● **PROBLEM**
Using the data that follows, report how many lines include "Current"; output no other text.

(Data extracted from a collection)
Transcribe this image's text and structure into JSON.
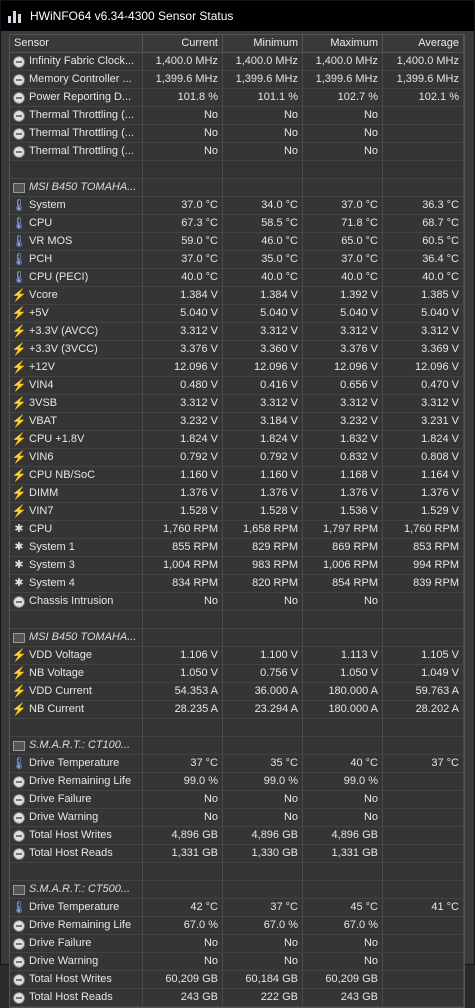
{
  "window": {
    "title": "HWiNFO64 v6.34-4300 Sensor Status"
  },
  "columns": [
    "Sensor",
    "Current",
    "Minimum",
    "Maximum",
    "Average"
  ],
  "rows": [
    {
      "icon": "gauge",
      "name": "Infinity Fabric Clock...",
      "cur": "1,400.0 MHz",
      "min": "1,400.0 MHz",
      "max": "1,400.0 MHz",
      "avg": "1,400.0 MHz"
    },
    {
      "icon": "gauge",
      "name": "Memory Controller ...",
      "cur": "1,399.6 MHz",
      "min": "1,399.6 MHz",
      "max": "1,399.6 MHz",
      "avg": "1,399.6 MHz"
    },
    {
      "icon": "gauge",
      "name": "Power Reporting D...",
      "cur": "101.8 %",
      "min": "101.1 %",
      "max": "102.7 %",
      "avg": "102.1 %"
    },
    {
      "icon": "gauge",
      "name": "Thermal Throttling (...",
      "cur": "No",
      "min": "No",
      "max": "No",
      "avg": ""
    },
    {
      "icon": "gauge",
      "name": "Thermal Throttling (...",
      "cur": "No",
      "min": "No",
      "max": "No",
      "avg": ""
    },
    {
      "icon": "gauge",
      "name": "Thermal Throttling (...",
      "cur": "No",
      "min": "No",
      "max": "No",
      "avg": ""
    },
    {
      "type": "empty"
    },
    {
      "type": "group",
      "icon": "chip",
      "name": "MSI B450 TOMAHA..."
    },
    {
      "icon": "thermometer",
      "name": "System",
      "cur": "37.0 °C",
      "min": "34.0 °C",
      "max": "37.0 °C",
      "avg": "36.3 °C"
    },
    {
      "icon": "thermometer",
      "name": "CPU",
      "cur": "67.3 °C",
      "min": "58.5 °C",
      "max": "71.8 °C",
      "avg": "68.7 °C"
    },
    {
      "icon": "thermometer",
      "name": "VR MOS",
      "cur": "59.0 °C",
      "min": "46.0 °C",
      "max": "65.0 °C",
      "avg": "60.5 °C"
    },
    {
      "icon": "thermometer",
      "name": "PCH",
      "cur": "37.0 °C",
      "min": "35.0 °C",
      "max": "37.0 °C",
      "avg": "36.4 °C"
    },
    {
      "icon": "thermometer",
      "name": "CPU (PECI)",
      "cur": "40.0 °C",
      "min": "40.0 °C",
      "max": "40.0 °C",
      "avg": "40.0 °C"
    },
    {
      "icon": "bolt",
      "name": "Vcore",
      "cur": "1.384 V",
      "min": "1.384 V",
      "max": "1.392 V",
      "avg": "1.385 V"
    },
    {
      "icon": "bolt",
      "name": "+5V",
      "cur": "5.040 V",
      "min": "5.040 V",
      "max": "5.040 V",
      "avg": "5.040 V"
    },
    {
      "icon": "bolt",
      "name": "+3.3V (AVCC)",
      "cur": "3.312 V",
      "min": "3.312 V",
      "max": "3.312 V",
      "avg": "3.312 V"
    },
    {
      "icon": "bolt",
      "name": "+3.3V (3VCC)",
      "cur": "3.376 V",
      "min": "3.360 V",
      "max": "3.376 V",
      "avg": "3.369 V"
    },
    {
      "icon": "bolt",
      "name": "+12V",
      "cur": "12.096 V",
      "min": "12.096 V",
      "max": "12.096 V",
      "avg": "12.096 V"
    },
    {
      "icon": "bolt",
      "name": "VIN4",
      "cur": "0.480 V",
      "min": "0.416 V",
      "max": "0.656 V",
      "avg": "0.470 V"
    },
    {
      "icon": "bolt",
      "name": "3VSB",
      "cur": "3.312 V",
      "min": "3.312 V",
      "max": "3.312 V",
      "avg": "3.312 V"
    },
    {
      "icon": "bolt",
      "name": "VBAT",
      "cur": "3.232 V",
      "min": "3.184 V",
      "max": "3.232 V",
      "avg": "3.231 V"
    },
    {
      "icon": "bolt",
      "name": "CPU +1.8V",
      "cur": "1.824 V",
      "min": "1.824 V",
      "max": "1.832 V",
      "avg": "1.824 V"
    },
    {
      "icon": "bolt",
      "name": "VIN6",
      "cur": "0.792 V",
      "min": "0.792 V",
      "max": "0.832 V",
      "avg": "0.808 V"
    },
    {
      "icon": "bolt",
      "name": "CPU NB/SoC",
      "cur": "1.160 V",
      "min": "1.160 V",
      "max": "1.168 V",
      "avg": "1.164 V"
    },
    {
      "icon": "bolt",
      "name": "DIMM",
      "cur": "1.376 V",
      "min": "1.376 V",
      "max": "1.376 V",
      "avg": "1.376 V"
    },
    {
      "icon": "bolt",
      "name": "VIN7",
      "cur": "1.528 V",
      "min": "1.528 V",
      "max": "1.536 V",
      "avg": "1.529 V"
    },
    {
      "icon": "fan",
      "name": "CPU",
      "cur": "1,760 RPM",
      "min": "1,658 RPM",
      "max": "1,797 RPM",
      "avg": "1,760 RPM"
    },
    {
      "icon": "fan",
      "name": "System 1",
      "cur": "855 RPM",
      "min": "829 RPM",
      "max": "869 RPM",
      "avg": "853 RPM"
    },
    {
      "icon": "fan",
      "name": "System 3",
      "cur": "1,004 RPM",
      "min": "983 RPM",
      "max": "1,006 RPM",
      "avg": "994 RPM"
    },
    {
      "icon": "fan",
      "name": "System 4",
      "cur": "834 RPM",
      "min": "820 RPM",
      "max": "854 RPM",
      "avg": "839 RPM"
    },
    {
      "icon": "gauge",
      "name": "Chassis Intrusion",
      "cur": "No",
      "min": "No",
      "max": "No",
      "avg": ""
    },
    {
      "type": "empty"
    },
    {
      "type": "group",
      "icon": "chip",
      "name": "MSI B450 TOMAHA..."
    },
    {
      "icon": "bolt",
      "name": "VDD Voltage",
      "cur": "1.106 V",
      "min": "1.100 V",
      "max": "1.113 V",
      "avg": "1.105 V"
    },
    {
      "icon": "bolt",
      "name": "NB Voltage",
      "cur": "1.050 V",
      "min": "0.756 V",
      "max": "1.050 V",
      "avg": "1.049 V"
    },
    {
      "icon": "bolt",
      "name": "VDD Current",
      "cur": "54.353 A",
      "min": "36.000 A",
      "max": "180.000 A",
      "avg": "59.763 A"
    },
    {
      "icon": "bolt",
      "name": "NB Current",
      "cur": "28.235 A",
      "min": "23.294 A",
      "max": "180.000 A",
      "avg": "28.202 A"
    },
    {
      "type": "empty"
    },
    {
      "type": "group",
      "icon": "chip",
      "name": "S.M.A.R.T.: CT100..."
    },
    {
      "icon": "thermometer",
      "name": "Drive Temperature",
      "cur": "37 °C",
      "min": "35 °C",
      "max": "40 °C",
      "avg": "37 °C"
    },
    {
      "icon": "gauge",
      "name": "Drive Remaining Life",
      "cur": "99.0 %",
      "min": "99.0 %",
      "max": "99.0 %",
      "avg": ""
    },
    {
      "icon": "gauge",
      "name": "Drive Failure",
      "cur": "No",
      "min": "No",
      "max": "No",
      "avg": ""
    },
    {
      "icon": "gauge",
      "name": "Drive Warning",
      "cur": "No",
      "min": "No",
      "max": "No",
      "avg": ""
    },
    {
      "icon": "gauge",
      "name": "Total Host Writes",
      "cur": "4,896 GB",
      "min": "4,896 GB",
      "max": "4,896 GB",
      "avg": ""
    },
    {
      "icon": "gauge",
      "name": "Total Host Reads",
      "cur": "1,331 GB",
      "min": "1,330 GB",
      "max": "1,331 GB",
      "avg": ""
    },
    {
      "type": "empty"
    },
    {
      "type": "group",
      "icon": "chip",
      "name": "S.M.A.R.T.: CT500..."
    },
    {
      "icon": "thermometer",
      "name": "Drive Temperature",
      "cur": "42 °C",
      "min": "37 °C",
      "max": "45 °C",
      "avg": "41 °C"
    },
    {
      "icon": "gauge",
      "name": "Drive Remaining Life",
      "cur": "67.0 %",
      "min": "67.0 %",
      "max": "67.0 %",
      "avg": ""
    },
    {
      "icon": "gauge",
      "name": "Drive Failure",
      "cur": "No",
      "min": "No",
      "max": "No",
      "avg": ""
    },
    {
      "icon": "gauge",
      "name": "Drive Warning",
      "cur": "No",
      "min": "No",
      "max": "No",
      "avg": ""
    },
    {
      "icon": "gauge",
      "name": "Total Host Writes",
      "cur": "60,209 GB",
      "min": "60,184 GB",
      "max": "60,209 GB",
      "avg": ""
    },
    {
      "icon": "gauge",
      "name": "Total Host Reads",
      "cur": "243 GB",
      "min": "222 GB",
      "max": "243 GB",
      "avg": ""
    }
  ]
}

● **REPLY**
3